But the sheer number of algorithms and their implementations makes it hard even for experts, let alone general users, to find the best solution for a given problem. This has led to the development of various on-line search facilities for numerical software. One has been developed by NIST (National Institute of Standards and Technology), and is called GAMS (Guide to Available Mathematical Software) [7]; another is part of Netlib [21]. These facilities permit search based on library names, subroutines names, keywords, and a taxonomy of topics in numerical computing. But for the general user in search of advice as to which algorithm or which subroutine to use for her particular problem, they offer relatively little advice.

Furthermore, many challenging problems cannot be solved with existing ``black-box'' software packages in a reasonable time or space. This means that more special purpose methods must be used, and tuned for the problem at hand. This tuning is the greatest challenge, since there are a large number of tuning options available, and for many problems it is a challenge to get any acceptable answer at all, or have confidence in what is computed. The expertise regarding which options, or combinations of options, is likely to work in a specific application area, is widely distributed.

Thus, there is a need for tools to help users pick the best algorithm and implementation for their numerical problems, as well as expert advice on how to tune them.
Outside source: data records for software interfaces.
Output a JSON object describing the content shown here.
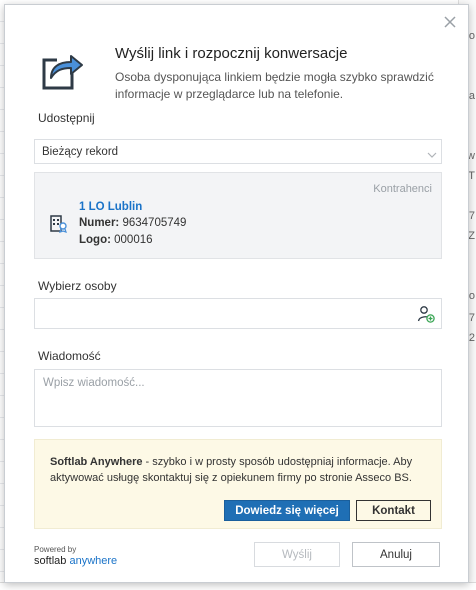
{
  "background": {
    "fragments": [
      "o",
      "a",
      "aw",
      "T",
      "7",
      "Z",
      "o",
      "7",
      "2"
    ]
  },
  "dialog": {
    "title": "Wyślij link i rozpocznij konwersacje",
    "subtitle": "Osoba dysponująca linkiem będzie mogła szybko sprawdzić informacje w przeglądarce lub na telefonie.",
    "icons": {
      "close": "close-icon",
      "share": "share-icon",
      "chevron": "chevron-down-icon",
      "record": "building-icon",
      "add_person": "add-person-icon"
    },
    "share": {
      "label": "Udostępnij",
      "selected": "Bieżący rekord"
    },
    "record": {
      "category": "Kontrahenci",
      "name": "1 LO Lublin",
      "number_label": "Numer:",
      "number_value": "9634705749",
      "logo_label": "Logo:",
      "logo_value": "000016"
    },
    "persons": {
      "label": "Wybierz osoby",
      "value": ""
    },
    "message": {
      "label": "Wiadomość",
      "placeholder": "Wpisz wiadomość...",
      "value": ""
    },
    "promo": {
      "brand": "Softlab Anywhere",
      "text": " - szybko i w prosty sposób udostępniaj informacje. Aby aktywować usługę skontaktuj się z opiekunem firmy po stronie Asseco BS.",
      "learn_more_label": "Dowiedz się więcej",
      "contact_label": "Kontakt"
    },
    "footer": {
      "powered_by": "Powered by",
      "brand_softlab": "softlab",
      "brand_anywhere": "anywhere",
      "send_label": "Wyślij",
      "cancel_label": "Anuluj"
    },
    "colors": {
      "accent": "#1f6fb5",
      "link": "#1a73c8",
      "promo_bg": "#fdf9e6",
      "card_bg": "#f3f4f6"
    }
  }
}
In fact, we see three potential user communities for such tools:

It may seem difficult to address the needs of such diverse communities with a single document. Nevertheless, we believe this is possible in the form of templates.

A template for an algorithm includes

  1. A high-level description of the algorithm.
  2. A description of when it is effective, including conditions on the input, and estimates of the time, space or other resources required. If there are natural competitors, they will be referenced.
  3. A description of available refinements and user-tunable parameters, as well as advice on when to use them.
  4. Pointers to complete or partial implementations, perhaps in several languages or for several architectures (each parallel architecture). These implementation expose those details suitable for user-tuning, and hide the others.
  5. Numerical examples, on a common set of examples, illustrating both easy cases and difficult cases.
  6. Trouble shooting advice.
  7. Pointers to texts or journal articles for further information.
In addition to individual templates, there will be a decision tree to help steer the user to the right algorithm, or subset of possible algorithms, based on a sequence of questions about the nature of the problem to be solved.

Our goal in this paper is to outline such a set of templates for systems of linear equations and eigenvalue problems. The main theme is to explain how to use iterative methods.

The rest of this paper is organized as follows. Section 2 discusses related work. Section 3 describes the work we have done on templates for sparse linear systems. Section 4 described our taxonomy of eigenvalue problems and algorithms, which we will use to organize the templates and design a decision tree. Section 4.1 discusses notation and terminology. Sections 4.2 through 4.7 below describe the decision tree in more detail. Section 4.8 outlines a chapter on accuracy issues, which is meant to describe what accuracy one can expect to achieve, since eigenproblems can be very ill-conditioned, as well as tools for measuring accuracy. Section 4.9 describes the formats in which we expect to deliver both software and documentation.

This paper is a design document, and we encourage feedback, especially from potential users.

next up previous
Next: Related Work Up: Templates for Linear Algebra Previous: Templates for Linear Algebra

Jack Dongarra
Wed Jun 21 02:35:11 EDT 1995